The LPV Platform is a proprietary formulation and process that allows vaccines and biologics to preserve stability, potency, and safety. Many vaccines and biologics are highly sensitive to temperature and physical stress, and many must be stored between 4° C and 8° C to preserve their integrity. Without proper storage, exposure to elevated or freezing temperatures can lead to a loss in potency or reduced safety, limiting protective benefits or therapeutic effects.1 Learn more >>
- Long-lasting stability across a variety of conditions; demonstrated potency in multiple preclinical animal models, including non-human primates.2
- Suitable for a variety of vaccines and biologics; has been used to preserve stability and potency of several classes of vaccine antigens, including protein-based, monoclonal antibodies, whole-inactivated, and live-attenuated vaccines and viral vectors.3
- Successfully tested in a GMP-compliant production plant at pilot levels; data demonstrates product consistency across batches.4
- Novel, fully synthetic lipid combinations with well-established safety profiles; lipids reduce protein aggregation and reduce other process-related (sheer) stresses.5
With its partners, VBI seeks to develop a next-generation of vaccines and biologics which preserve stability and allow for consistently safe and effective administration in both established and emerging markets. If you are interested in learning more about our LPV Platform, please contact us.
Collaborations of Note
VBI has completed proof of concept studies on a number of vaccine and biologic targets that demonstrate the LPV Platform’s ability to preserve potency under stress conditions:
Proof of Concept Studies
Vaccines and biologics vary greatly in their ability to remain viable during handling, storage, and administration. The stability of a particular vaccine formulation depends on many factors including the type of antigen (active ingredient) and the presence of other vaccine components such as adjuvants, stabilizers, and preservatives.
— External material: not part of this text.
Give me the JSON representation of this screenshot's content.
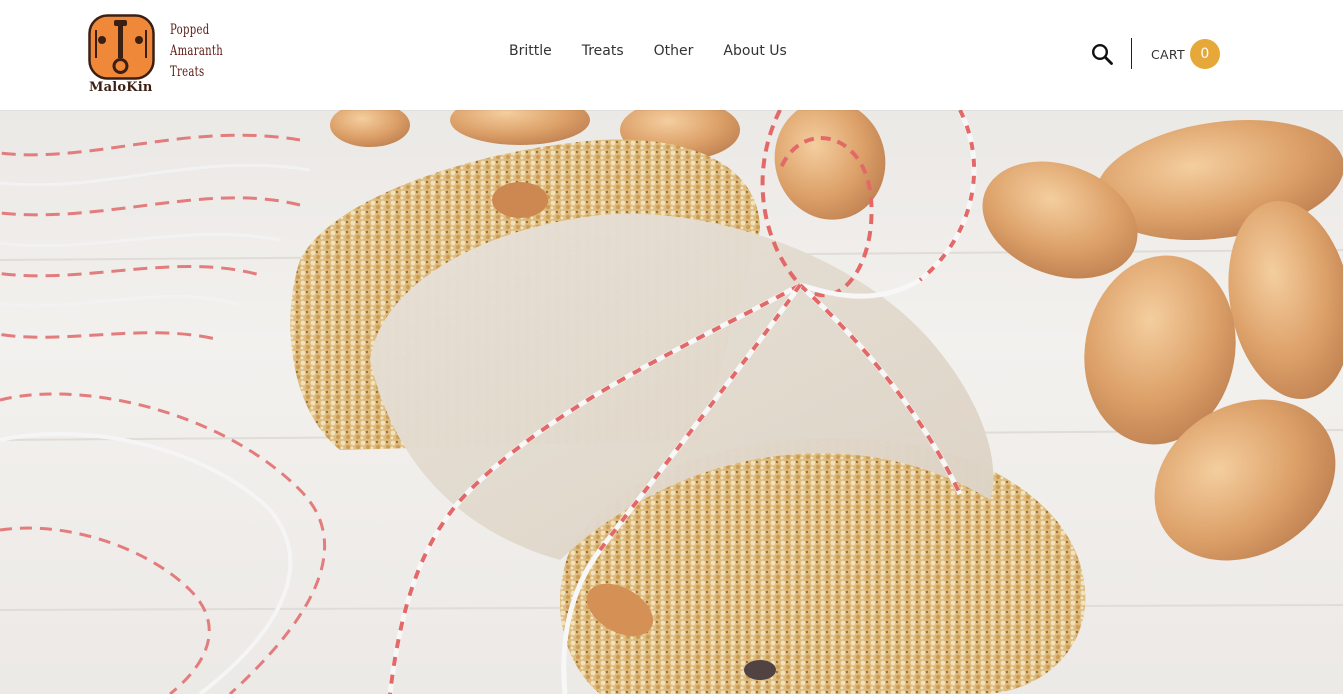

One factor that is known to affects characteristics of all vaccines over time is temperature. Without a constant temperature in a very narrow range above freezing, many vaccines lose their potency, become ineffective, or can become hazardous. Currently, more than 90% of all vaccines require shipment in a temperature controlled supply chain or “cold chain”.10
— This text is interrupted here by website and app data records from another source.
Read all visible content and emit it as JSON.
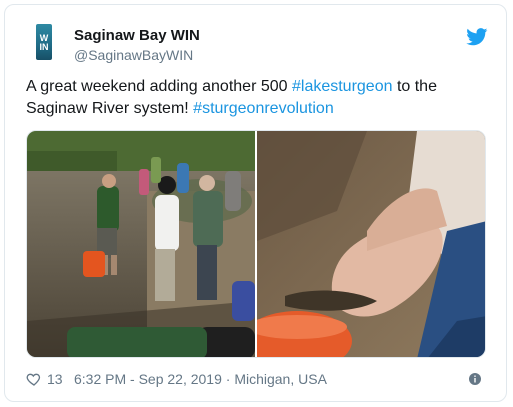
{
  "tweet": {
    "display_name": "Saginaw Bay WIN",
    "handle": "@SaginawBayWIN",
    "avatar_text": "W\nIN",
    "text_pre": "A great weekend adding another 500 ",
    "hashtag1": "#lakesturgeon",
    "text_mid": " to the Saginaw River system! ",
    "hashtag2": "#sturgeonrevolution",
    "likes": "13",
    "timestamp": "6:32 PM - Sep 22, 2019 · Michigan, USA"
  },
  "icons": {
    "platform": "twitter-bird-icon",
    "like": "heart-icon",
    "info": "info-icon"
  },
  "colors": {
    "hashtag": "#1b95e0",
    "bird": "#1da1f2",
    "text": "#14171a",
    "muted": "#657786"
  }
}
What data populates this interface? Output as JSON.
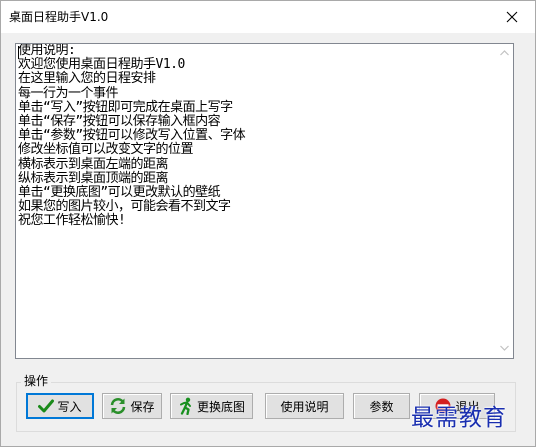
{
  "window": {
    "title": "桌面日程助手V1.0",
    "close_icon": "close-icon"
  },
  "editor": {
    "lines": [
      "使用说明:",
      "欢迎您使用桌面日程助手V1.0",
      "在这里输入您的日程安排",
      "每一行为一个事件",
      "单击“写入”按钮即可完成在桌面上写字",
      "单击“保存”按钮可以保存输入框内容",
      "单击“参数”按钮可以修改写入位置、字体",
      "修改坐标值可以改变文字的位置",
      "横标表示到桌面左端的距离",
      "纵标表示到桌面顶端的距离",
      "单击“更换底图”可以更改默认的壁纸",
      "如果您的图片较小，可能会看不到文字",
      "祝您工作轻松愉快!"
    ],
    "scroll_up_icon": "chevron-up-icon",
    "scroll_down_icon": "chevron-down-icon"
  },
  "actions": {
    "group_label": "操作",
    "write_label": "写入",
    "write_icon": "checkmark-icon",
    "save_label": "保存",
    "save_icon": "refresh-icon",
    "change_bg_label": "更换底图",
    "change_bg_icon": "running-man-icon",
    "help_label": "使用说明",
    "params_label": "参数",
    "exit_label": "退出",
    "exit_icon": "no-entry-icon"
  },
  "watermark": {
    "text": "最需教育"
  },
  "colors": {
    "accent": "#0078d7",
    "check_green": "#1a8a1a",
    "save_green": "#2a8f2a",
    "stop_red": "#d42020",
    "watermark_blue": "#1a2fb0"
  }
}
Reliance on a cold chain increases vaccine costs by up to 20%11 and is a significant barrier to patient access in many emerging markets. In addition to maintaining the cold chain, there is a separate challenge of verifying any lapses in the chain to ensure the viability of the vaccine before it is administered, particularly in poor or remote areas.
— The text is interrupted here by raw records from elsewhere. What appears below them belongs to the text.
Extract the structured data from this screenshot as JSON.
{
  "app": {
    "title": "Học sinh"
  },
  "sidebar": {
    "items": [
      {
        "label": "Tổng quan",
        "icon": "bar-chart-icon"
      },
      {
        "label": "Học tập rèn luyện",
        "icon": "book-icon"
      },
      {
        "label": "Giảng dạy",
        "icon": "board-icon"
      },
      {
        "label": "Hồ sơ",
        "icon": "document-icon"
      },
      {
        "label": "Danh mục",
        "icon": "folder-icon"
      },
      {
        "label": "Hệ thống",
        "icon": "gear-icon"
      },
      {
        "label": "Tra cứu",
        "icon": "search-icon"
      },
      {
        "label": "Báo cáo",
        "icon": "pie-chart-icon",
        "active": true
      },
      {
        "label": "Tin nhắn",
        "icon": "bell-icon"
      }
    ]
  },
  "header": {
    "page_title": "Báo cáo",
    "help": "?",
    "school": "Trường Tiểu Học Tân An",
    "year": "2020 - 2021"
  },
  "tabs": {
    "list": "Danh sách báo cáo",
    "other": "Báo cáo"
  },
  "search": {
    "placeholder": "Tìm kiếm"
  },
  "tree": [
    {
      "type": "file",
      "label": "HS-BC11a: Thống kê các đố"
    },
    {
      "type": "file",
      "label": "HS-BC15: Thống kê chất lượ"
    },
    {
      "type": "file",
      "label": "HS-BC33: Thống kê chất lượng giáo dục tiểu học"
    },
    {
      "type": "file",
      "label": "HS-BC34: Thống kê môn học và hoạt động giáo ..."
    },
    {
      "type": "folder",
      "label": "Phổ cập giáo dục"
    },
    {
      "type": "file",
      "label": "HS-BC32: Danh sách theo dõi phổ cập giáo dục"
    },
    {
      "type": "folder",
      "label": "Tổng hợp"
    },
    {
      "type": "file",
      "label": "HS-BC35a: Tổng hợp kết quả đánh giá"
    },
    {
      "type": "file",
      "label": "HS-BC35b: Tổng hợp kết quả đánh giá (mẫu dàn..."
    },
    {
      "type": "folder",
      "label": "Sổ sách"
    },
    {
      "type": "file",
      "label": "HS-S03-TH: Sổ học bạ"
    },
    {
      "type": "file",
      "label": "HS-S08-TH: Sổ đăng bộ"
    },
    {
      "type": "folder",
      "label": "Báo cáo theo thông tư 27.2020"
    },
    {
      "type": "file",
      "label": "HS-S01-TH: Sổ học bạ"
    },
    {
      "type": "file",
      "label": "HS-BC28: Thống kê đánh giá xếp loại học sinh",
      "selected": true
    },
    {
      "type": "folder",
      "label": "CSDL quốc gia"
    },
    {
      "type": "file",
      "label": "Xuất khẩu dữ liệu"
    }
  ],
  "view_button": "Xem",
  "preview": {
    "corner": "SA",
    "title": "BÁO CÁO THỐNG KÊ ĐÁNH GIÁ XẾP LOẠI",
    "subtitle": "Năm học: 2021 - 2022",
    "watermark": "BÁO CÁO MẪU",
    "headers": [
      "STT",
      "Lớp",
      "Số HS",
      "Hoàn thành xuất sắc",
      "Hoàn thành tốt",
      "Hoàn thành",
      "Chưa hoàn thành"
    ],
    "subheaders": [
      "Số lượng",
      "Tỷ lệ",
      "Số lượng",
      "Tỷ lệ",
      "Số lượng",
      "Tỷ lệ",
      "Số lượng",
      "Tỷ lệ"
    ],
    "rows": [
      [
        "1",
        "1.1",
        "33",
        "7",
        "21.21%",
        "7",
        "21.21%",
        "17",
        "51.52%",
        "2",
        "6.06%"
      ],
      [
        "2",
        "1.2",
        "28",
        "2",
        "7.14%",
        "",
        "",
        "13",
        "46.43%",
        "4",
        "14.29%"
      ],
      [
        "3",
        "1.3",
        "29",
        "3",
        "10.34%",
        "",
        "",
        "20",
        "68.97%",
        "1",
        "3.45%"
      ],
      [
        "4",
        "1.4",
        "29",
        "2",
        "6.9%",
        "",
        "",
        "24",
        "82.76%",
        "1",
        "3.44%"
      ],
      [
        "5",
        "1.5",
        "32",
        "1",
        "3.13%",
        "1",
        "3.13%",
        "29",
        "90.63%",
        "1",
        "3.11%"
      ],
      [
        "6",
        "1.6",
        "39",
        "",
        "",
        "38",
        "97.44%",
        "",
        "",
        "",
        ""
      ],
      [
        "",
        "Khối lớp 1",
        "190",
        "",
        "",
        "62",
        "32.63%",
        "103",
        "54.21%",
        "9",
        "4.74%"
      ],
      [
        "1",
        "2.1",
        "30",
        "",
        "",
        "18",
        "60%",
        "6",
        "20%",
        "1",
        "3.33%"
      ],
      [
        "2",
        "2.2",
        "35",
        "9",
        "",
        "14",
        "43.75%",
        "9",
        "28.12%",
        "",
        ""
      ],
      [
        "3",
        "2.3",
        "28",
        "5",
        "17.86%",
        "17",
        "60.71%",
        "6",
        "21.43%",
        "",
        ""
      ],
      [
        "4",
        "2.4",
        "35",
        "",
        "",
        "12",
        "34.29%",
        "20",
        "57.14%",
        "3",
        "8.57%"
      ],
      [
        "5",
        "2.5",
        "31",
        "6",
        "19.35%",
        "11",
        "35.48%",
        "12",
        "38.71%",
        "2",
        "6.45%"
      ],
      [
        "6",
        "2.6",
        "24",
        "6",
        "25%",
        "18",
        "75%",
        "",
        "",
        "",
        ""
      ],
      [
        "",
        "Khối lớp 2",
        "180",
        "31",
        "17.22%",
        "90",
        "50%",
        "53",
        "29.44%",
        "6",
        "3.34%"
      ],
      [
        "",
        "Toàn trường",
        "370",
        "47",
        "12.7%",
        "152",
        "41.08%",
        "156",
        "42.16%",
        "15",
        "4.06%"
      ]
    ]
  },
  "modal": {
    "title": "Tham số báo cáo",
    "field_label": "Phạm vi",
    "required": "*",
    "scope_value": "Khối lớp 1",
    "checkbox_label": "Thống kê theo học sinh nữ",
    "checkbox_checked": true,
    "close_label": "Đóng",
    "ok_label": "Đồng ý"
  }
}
- Kirchmeier et al. (2014). Enveloped Virus-Like Particle Expression of Human Cytomegalovirus Glycoprotein B Antigen Induces Antibodies with Potent and Broad Neutralizing Activity. Clinical and Vaccine Immunology, 174-180.
- VBI Studies: 15BC04, 15BC19, 15BC39
- VBI studies: 15BC04, 15BC19 (CMV); Garrone, P (2011) Sci Transl Med 3, 94ra71 (HCV); Szecsi, J (2006) Virol J 3, 70 (Flu)
- VBI Studies: 15BC04, 15BC19
- VBI Studies: 15CH19, 15CH38
CMV Vaccine Program
- Cannon, M. J., and K. F. Davis. 2005. Washing our hands of the congenital cytomegalovirus disease epidemic. BMC Public Health 5:70
- Stratton KR et al, Committee to Study Priorities for Vaccine Development, Inst. of Med.; Washington, DC
- CDC Vaccine Storage and Handling Recommendations and Guildelines (http://www.cdc.gov/vaccines/recs/storage/)
- VBI Studies: 12BC04, 12MK01, 12FE01, Undisclosed partner feasibility studies
- VBI Studies: 12BC04ABCDE, 07CH12, 07CH17, Undisclosed partner feasibility studies
- VBI Studies: 12BC04ACDE, Reports REP-IMM-034, REP-FORM-101
- VBI Studies: 07CH12, Undisclosed partner feasibility studies
- VBI Studies: 12BC04ACDE, Reports REP-IMM-034, REP-FORM-101
- VBI Studies: 07CH17
- VBI Studies: 07CH12
- VBI Studies: Undisclosed partner feasibility study
- Biopharma Cold Chain Sourcebook 2010
- World Health Organization (“WHO”)